something that worked and found that they generally spent a lot
of code offering things I didn't need or even want.

Be aware that this is not even close to a nice and polished release,
and that you will probably never see one either:  This is a snapshot 
of what I happened to have on my lab-computer right now, and I will
update it as time/need/inspiration strikes.

There is a sort of vision behind it which has matured as I went
along and learned more and more Python, and I will try to move
closer to that as I go.  The best place to spot it is in the
pylt.py file, where the methods all instruments should support
are defaulted.


Prologix.biz USB-GPIB
=====================

The one thing you need to know is that you must tell where to
find your instruments.  

For instance:

        class hp3336c(prologix_usb.gpib_dev):
                def __init__(self, name = "gpib0", adr = 13):

"gpib0" corresponds to /dev/gpib0 (which is where one of my
Prologix USB-GPIB adapters show up), and 13 is the bus address.

There is a nifty multiplexing facility built in, so you can
talk to multiple instruments at a Prologix driven bus at the
same time from the same Python script, without having to
think about it.


USBTMC/USB488
=============

This one caused me no end of pain. What a sucky standard, but
at least it looks like the Agilent U2004A Power Sensor works
reliably now.

You will need py-usb 1.0 and some backend for it; I use libusb.


Getting started
===============

With git installed do:

	cd /some/where
	mkdir pylt
	cd pylt
	git clone git://github.com/bsdphk/pylt.git
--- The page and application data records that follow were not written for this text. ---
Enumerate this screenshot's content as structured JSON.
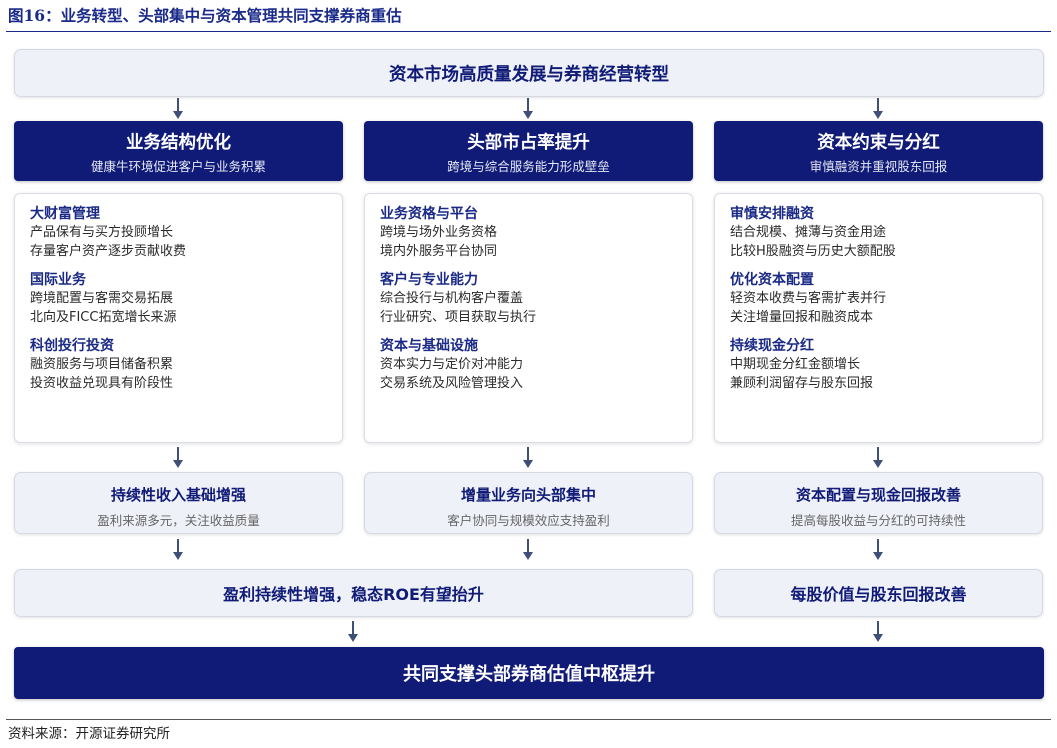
{
  "figure_title": "图16：业务转型、头部集中与资本管理共同支撑券商重估",
  "top_banner": "资本市场高质量发展与券商经营转型",
  "columns": [
    {
      "title": "业务结构优化",
      "subtitle": "健康牛环境促进客户与业务积累",
      "groups": [
        {
          "heading": "大财富管理",
          "items": [
            "产品保有与买方投顾增长",
            "存量客户资产逐步贡献收费"
          ]
        },
        {
          "heading": "国际业务",
          "items": [
            "跨境配置与客需交易拓展",
            "北向及FICC拓宽增长来源"
          ]
        },
        {
          "heading": "科创投行投资",
          "items": [
            "融资服务与项目储备积累",
            "投资收益兑现具有阶段性"
          ]
        }
      ],
      "result_title": "持续性收入基础增强",
      "result_sub": "盈利来源多元，关注收益质量"
    },
    {
      "title": "头部市占率提升",
      "subtitle": "跨境与综合服务能力形成壁垒",
      "groups": [
        {
          "heading": "业务资格与平台",
          "items": [
            "跨境与场外业务资格",
            "境内外服务平台协同"
          ]
        },
        {
          "heading": "客户与专业能力",
          "items": [
            "综合投行与机构客户覆盖",
            "行业研究、项目获取与执行"
          ]
        },
        {
          "heading": "资本与基础设施",
          "items": [
            "资本实力与定价对冲能力",
            "交易系统及风险管理投入"
          ]
        }
      ],
      "result_title": "增量业务向头部集中",
      "result_sub": "客户协同与规模效应支持盈利"
    },
    {
      "title": "资本约束与分红",
      "subtitle": "审慎融资并重视股东回报",
      "groups": [
        {
          "heading": "审慎安排融资",
          "items": [
            "结合规模、摊薄与资金用途",
            "比较H股融资与历史大额配股"
          ]
        },
        {
          "heading": "优化资本配置",
          "items": [
            "轻资本收费与客需扩表并行",
            "关注增量回报和融资成本"
          ]
        },
        {
          "heading": "持续现金分红",
          "items": [
            "中期现金分红金额增长",
            "兼顾利润留存与股东回报"
          ]
        }
      ],
      "result_title": "资本配置与现金回报改善",
      "result_sub": "提高每股收益与分红的可持续性"
    }
  ],
  "merge_left": "盈利持续性增强，稳态ROE有望抬升",
  "merge_right": "每股价值与股东回报改善",
  "bottom_banner": "共同支撑头部券商估值中枢提升",
  "source": "资料来源：开源证券研究所",
  "colors": {
    "navy": "#101a77",
    "pale": "#eef1f7",
    "heading": "#1b2a86",
    "arrow": "#3e4f78"
  }
}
Who?
=====

Written by Poul-Henning Kamp, <phk@FreeBSD.org>.


License?
=========

/*
 * ----------------------------------------------------------------------------
 * "THE BEER-WARE LICENSE" (Revision 42):
 * <phk@FreeBSD.ORG> wrote this file.  As long as you retain this notice you
 * can do whatever you want with this stuff. If we meet some day, and you think
 * this stuff is worth it, you can buy me a beer in return.   Poul-Henning Kamp
 * ----------------------------------------------------------------------------
 */